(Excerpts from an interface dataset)
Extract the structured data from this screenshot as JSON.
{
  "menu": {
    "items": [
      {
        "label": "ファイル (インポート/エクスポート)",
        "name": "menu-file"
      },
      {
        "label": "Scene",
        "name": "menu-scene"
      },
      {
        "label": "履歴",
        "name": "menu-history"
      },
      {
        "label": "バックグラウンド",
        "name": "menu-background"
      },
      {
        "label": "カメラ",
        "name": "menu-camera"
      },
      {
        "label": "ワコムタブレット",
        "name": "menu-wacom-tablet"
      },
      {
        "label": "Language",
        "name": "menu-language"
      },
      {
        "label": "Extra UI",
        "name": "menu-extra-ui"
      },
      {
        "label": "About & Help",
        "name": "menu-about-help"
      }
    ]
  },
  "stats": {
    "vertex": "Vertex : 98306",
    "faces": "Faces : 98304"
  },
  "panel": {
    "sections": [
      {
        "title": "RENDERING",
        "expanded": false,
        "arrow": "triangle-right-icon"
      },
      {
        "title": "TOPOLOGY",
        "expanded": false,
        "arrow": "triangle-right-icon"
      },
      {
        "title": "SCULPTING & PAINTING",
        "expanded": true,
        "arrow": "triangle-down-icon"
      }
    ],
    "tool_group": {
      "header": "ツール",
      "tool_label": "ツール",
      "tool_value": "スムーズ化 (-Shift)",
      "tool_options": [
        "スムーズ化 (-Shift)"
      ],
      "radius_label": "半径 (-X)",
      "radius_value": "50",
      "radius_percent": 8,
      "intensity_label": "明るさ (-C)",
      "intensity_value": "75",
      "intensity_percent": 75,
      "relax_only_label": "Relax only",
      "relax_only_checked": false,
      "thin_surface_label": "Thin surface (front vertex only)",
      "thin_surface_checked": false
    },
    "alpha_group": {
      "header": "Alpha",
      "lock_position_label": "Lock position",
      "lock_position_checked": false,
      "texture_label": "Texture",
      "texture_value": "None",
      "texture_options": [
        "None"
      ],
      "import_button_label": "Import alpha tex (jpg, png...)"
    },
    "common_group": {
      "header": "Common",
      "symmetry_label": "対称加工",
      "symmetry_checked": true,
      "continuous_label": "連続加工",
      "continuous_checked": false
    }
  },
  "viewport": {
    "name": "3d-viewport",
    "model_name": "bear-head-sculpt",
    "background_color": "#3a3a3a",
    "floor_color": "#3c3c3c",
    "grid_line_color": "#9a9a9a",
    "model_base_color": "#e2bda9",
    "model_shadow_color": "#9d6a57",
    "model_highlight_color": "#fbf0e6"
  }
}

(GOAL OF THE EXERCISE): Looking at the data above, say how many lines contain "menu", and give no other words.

(ANSWER TO THIS TASK): 10